Treffry-Goatley, Lessells, Moletsane, de Oliveira, and Gaede (2018) [40] South Africa Clinical Creators: Community members recruited from primary healthcare programs discussing HIV and Adherence to Antiretroviral Therapy (ART)
Viewers: Digital stories were disseminated to 7 local public health clinics for patients’ viewing. Respondents before screening (n = 852), Respondents after screening (n = 860), Participants from the general public, healthcare workers, and Community Advisory Board (n = 65)
Intervention: Viewed DS in waiting room followed by survey and discussion
Quasi-experimental Freire’s Theoretical Framework of Empowerment Qualitative: Focus groups, and observation of individuals watching digital stories
Quantitative: Surveys
Qualitative: Focus groups revealed that DS are an effective way to engage people and stimulate discussion around HIV and its treatment
Quantitative: Descriptive statistics demonstrated no difference in knowledge or understanding of HIV or ART between intervention and control participants
Wieland et al. (2017)b [37] U.S.A Clinical Creators c: Latino and Somali storytellers completed a digital storytelling workshop onT2D self-management
Viewers: Latino and Somali patients (n = 25)
Intervention: Individual viewing of digital stories followed by face-to-face interviews and blood glucose measurement

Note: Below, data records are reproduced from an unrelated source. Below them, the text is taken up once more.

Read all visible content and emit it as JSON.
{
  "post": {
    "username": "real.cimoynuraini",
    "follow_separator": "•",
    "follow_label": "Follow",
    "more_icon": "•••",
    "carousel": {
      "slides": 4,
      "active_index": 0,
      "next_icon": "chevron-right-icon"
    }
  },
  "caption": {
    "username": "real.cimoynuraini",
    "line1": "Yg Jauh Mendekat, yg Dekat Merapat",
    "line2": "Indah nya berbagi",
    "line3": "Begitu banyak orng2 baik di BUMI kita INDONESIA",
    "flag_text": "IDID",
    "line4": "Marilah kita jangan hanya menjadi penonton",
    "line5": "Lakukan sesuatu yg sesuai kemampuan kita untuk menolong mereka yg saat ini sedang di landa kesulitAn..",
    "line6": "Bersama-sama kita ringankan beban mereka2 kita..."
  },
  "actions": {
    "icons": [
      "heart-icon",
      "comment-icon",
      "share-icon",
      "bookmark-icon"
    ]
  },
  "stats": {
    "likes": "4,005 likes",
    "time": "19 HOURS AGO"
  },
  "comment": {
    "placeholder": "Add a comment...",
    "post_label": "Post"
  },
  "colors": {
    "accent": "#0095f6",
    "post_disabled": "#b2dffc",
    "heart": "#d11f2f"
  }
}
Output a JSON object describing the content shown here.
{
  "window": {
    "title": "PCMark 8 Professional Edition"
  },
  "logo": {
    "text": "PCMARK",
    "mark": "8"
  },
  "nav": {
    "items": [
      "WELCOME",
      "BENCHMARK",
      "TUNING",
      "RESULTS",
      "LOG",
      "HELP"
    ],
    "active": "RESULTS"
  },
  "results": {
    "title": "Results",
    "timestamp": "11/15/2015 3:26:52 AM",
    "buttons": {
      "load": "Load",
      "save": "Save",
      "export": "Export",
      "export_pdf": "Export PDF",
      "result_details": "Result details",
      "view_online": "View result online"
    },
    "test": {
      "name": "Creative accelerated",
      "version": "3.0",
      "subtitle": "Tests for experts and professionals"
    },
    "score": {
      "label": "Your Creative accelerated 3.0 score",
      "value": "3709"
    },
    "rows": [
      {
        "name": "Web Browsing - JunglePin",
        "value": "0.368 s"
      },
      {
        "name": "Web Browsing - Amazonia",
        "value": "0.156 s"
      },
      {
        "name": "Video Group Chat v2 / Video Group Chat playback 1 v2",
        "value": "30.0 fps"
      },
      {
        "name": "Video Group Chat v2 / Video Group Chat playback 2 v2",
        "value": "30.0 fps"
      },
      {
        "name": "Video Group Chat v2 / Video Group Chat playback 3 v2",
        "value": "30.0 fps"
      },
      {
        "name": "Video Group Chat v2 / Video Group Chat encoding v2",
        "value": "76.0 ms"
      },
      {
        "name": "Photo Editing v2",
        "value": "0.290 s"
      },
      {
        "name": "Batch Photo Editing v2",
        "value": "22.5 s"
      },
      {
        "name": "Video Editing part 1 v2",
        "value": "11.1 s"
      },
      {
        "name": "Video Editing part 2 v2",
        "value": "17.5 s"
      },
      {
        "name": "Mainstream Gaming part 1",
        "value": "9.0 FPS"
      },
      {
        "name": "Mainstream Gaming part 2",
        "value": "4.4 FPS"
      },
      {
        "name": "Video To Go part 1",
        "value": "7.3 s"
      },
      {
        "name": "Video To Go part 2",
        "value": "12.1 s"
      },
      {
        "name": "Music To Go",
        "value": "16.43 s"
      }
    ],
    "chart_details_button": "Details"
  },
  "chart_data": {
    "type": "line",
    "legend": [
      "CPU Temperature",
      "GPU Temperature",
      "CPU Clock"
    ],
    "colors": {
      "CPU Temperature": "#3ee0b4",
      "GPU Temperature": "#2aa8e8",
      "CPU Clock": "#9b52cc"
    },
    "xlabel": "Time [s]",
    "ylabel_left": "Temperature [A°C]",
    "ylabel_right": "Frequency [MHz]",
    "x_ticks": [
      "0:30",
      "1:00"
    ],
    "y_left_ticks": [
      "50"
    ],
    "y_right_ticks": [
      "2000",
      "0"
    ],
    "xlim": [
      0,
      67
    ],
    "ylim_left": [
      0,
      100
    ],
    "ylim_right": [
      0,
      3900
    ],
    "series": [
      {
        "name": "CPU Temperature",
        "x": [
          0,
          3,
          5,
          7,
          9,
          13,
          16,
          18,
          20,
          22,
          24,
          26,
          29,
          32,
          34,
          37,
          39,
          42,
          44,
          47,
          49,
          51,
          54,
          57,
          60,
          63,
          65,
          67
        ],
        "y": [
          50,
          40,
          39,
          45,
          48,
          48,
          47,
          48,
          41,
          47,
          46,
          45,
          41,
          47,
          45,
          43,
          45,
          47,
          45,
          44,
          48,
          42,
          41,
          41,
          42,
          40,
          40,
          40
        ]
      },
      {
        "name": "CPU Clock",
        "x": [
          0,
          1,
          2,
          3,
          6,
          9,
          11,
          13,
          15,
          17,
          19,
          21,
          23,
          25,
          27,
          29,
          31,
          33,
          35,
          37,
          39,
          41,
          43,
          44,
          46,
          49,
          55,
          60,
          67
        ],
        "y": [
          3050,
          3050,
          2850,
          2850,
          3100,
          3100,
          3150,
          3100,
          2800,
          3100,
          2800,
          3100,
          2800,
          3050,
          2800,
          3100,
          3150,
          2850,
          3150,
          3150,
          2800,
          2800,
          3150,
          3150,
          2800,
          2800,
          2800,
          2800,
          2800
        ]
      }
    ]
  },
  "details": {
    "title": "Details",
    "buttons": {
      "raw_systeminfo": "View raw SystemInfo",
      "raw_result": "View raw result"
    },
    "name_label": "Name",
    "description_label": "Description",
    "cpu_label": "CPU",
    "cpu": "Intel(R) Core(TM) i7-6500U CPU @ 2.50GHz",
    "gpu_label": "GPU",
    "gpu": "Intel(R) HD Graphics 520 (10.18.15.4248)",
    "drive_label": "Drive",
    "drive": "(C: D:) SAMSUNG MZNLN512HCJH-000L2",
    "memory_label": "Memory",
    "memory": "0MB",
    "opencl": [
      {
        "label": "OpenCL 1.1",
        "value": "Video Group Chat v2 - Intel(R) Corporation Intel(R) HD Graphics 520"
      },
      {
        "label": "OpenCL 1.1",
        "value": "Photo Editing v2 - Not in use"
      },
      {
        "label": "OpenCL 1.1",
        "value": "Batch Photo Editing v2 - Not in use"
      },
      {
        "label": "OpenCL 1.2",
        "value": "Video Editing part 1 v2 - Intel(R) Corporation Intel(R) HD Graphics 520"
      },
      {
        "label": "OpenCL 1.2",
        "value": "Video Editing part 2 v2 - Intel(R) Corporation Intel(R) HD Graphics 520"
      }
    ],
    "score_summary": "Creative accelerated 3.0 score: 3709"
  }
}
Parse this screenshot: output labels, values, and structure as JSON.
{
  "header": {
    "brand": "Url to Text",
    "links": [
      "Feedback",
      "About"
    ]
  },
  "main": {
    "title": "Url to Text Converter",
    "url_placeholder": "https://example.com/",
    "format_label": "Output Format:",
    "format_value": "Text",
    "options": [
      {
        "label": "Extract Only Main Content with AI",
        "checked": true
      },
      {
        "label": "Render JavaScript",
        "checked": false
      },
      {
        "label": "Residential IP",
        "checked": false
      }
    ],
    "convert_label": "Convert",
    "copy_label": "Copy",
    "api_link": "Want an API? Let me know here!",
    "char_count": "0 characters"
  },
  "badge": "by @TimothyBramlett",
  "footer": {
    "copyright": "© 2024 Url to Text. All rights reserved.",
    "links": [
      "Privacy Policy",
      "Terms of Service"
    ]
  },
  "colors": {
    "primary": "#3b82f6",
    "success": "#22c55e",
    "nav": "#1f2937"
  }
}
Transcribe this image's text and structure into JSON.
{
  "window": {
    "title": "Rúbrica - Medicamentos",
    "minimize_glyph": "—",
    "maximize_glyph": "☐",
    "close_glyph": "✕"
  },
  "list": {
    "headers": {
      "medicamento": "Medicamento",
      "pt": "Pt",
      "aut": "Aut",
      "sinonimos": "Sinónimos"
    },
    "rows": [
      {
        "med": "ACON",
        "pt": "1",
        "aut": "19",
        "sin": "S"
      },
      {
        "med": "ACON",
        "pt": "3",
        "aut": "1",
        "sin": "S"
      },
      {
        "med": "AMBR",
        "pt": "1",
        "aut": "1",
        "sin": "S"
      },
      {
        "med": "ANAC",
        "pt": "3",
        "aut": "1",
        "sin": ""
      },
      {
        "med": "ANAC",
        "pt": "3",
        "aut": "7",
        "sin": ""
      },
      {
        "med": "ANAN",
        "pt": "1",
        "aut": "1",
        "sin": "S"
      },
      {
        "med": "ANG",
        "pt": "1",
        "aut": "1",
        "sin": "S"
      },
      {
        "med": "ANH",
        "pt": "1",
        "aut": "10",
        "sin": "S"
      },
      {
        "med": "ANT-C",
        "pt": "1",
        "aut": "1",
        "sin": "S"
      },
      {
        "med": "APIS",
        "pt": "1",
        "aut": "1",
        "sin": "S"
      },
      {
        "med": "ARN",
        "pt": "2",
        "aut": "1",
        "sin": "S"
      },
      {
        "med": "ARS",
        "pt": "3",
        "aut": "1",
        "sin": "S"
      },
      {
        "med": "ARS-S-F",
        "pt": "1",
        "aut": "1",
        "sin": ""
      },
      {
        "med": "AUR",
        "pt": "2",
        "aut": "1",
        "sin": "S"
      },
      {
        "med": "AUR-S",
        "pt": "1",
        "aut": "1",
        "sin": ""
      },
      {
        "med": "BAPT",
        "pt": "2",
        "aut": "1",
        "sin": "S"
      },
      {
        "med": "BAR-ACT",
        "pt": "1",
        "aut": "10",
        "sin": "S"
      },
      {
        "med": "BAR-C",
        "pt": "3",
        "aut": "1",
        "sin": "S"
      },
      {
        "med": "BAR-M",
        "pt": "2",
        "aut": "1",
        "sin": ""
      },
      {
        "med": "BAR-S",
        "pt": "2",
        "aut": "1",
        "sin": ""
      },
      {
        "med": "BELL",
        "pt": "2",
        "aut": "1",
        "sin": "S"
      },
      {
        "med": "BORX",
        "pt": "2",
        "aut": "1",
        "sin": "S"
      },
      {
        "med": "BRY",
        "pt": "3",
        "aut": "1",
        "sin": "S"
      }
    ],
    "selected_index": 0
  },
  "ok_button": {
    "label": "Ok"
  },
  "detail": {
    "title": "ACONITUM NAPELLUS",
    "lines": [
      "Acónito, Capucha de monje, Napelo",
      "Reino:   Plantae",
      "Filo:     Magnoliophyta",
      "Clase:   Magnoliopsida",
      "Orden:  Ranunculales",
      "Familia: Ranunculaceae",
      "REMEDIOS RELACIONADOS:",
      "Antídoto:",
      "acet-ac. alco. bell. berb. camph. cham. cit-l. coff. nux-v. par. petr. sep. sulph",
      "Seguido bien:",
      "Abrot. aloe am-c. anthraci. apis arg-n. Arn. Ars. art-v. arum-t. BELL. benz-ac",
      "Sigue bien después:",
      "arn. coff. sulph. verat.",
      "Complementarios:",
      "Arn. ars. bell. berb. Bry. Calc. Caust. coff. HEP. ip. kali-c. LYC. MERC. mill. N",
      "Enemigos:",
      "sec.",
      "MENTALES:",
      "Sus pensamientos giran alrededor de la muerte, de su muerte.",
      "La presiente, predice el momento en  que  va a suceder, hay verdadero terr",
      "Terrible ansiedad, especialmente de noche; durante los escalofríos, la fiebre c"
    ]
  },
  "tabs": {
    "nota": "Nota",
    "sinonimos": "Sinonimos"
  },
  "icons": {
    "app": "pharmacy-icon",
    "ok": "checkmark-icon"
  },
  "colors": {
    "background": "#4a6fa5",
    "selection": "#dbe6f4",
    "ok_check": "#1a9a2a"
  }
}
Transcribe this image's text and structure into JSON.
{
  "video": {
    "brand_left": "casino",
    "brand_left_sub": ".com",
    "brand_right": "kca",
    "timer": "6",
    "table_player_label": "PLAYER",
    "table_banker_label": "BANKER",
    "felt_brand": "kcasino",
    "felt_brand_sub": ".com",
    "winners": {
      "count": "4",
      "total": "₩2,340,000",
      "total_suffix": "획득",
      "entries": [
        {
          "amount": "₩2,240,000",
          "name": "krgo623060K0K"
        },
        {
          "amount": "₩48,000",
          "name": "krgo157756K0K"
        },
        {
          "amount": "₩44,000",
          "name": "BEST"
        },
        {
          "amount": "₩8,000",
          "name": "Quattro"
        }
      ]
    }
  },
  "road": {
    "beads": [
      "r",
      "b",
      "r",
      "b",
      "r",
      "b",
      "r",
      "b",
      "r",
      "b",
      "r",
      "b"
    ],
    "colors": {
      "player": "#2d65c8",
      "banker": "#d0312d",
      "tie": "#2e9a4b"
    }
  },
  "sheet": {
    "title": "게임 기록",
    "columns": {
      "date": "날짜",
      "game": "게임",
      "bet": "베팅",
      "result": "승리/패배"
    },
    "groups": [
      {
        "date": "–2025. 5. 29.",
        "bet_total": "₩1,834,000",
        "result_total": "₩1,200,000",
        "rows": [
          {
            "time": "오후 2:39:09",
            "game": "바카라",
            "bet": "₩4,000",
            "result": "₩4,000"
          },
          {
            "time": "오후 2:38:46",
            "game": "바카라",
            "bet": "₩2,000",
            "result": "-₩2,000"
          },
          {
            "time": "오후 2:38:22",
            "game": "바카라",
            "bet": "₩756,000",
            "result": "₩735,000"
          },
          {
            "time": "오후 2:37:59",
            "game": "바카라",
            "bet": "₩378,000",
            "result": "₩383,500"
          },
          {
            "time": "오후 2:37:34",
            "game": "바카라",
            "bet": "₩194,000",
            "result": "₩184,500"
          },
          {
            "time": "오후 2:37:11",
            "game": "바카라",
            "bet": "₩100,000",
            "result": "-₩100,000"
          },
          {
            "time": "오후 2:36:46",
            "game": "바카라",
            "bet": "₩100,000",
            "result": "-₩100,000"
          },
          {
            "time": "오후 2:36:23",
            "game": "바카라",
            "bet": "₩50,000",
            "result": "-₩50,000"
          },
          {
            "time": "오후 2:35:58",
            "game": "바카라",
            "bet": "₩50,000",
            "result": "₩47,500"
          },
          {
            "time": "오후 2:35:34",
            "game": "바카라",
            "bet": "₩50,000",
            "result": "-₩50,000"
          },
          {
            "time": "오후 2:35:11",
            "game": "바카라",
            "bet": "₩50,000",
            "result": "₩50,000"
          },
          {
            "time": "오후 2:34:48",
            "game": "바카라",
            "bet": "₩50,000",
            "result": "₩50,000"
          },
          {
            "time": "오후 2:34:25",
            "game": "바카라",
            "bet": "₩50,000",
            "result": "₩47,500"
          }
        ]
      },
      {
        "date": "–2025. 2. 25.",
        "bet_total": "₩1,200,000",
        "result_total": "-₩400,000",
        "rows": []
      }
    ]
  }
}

Cross-sectional structured interviews; Cohort Study Narrative Theory and Social Cognitive Theory Qualitative: interviews to assess intervention acceptability, interest level, usefulness, self-rated confidence, and motivation for managing T2D
Quantitative: measures of A1C for intervention feasibility and preliminary evidence
Qualitative: High acceptability, stated to be interesting, and useful. Reported a range of main messages coinciding with intention to change T2D related behavior, more confident about managing T2D after watching the video, and plans to share video
Quantitative: hemoglobin A1C change was statistically significant among Latino participants (-1.5% [-17 mmol/mol] change from baseline; p = 0.03) but not Somali participants (-0.4% [-4 mmol/mol] change from baseline; p = 0.36)
Willis et al. (2014) [41] Zimbabwe Community Creators: Young people (18–22 years old) from (HIV) Africaid Zvandiri programme
Viewers: Primary caregivers of the creators (n = 12)
Intervention: Group viewing of digital stories followed by discussion
Case study Social Constructionism in the context of narrative therapy Qualitative: One focus group with caregivers Qualitative: Caregivers stated that after watching the DS they had a better understanding of their children and that the intervention helped share memories of people who had died and in some cases helped individuals accept their own HIV status
  1. aViewers were not creators of the intervention
  2. bThe Carlson et. al. and Wieland et. al. articles come from the same research group and thus use the same digital stories
  3. cInformation extracted from Njeru J.W., et al. (2015) [49]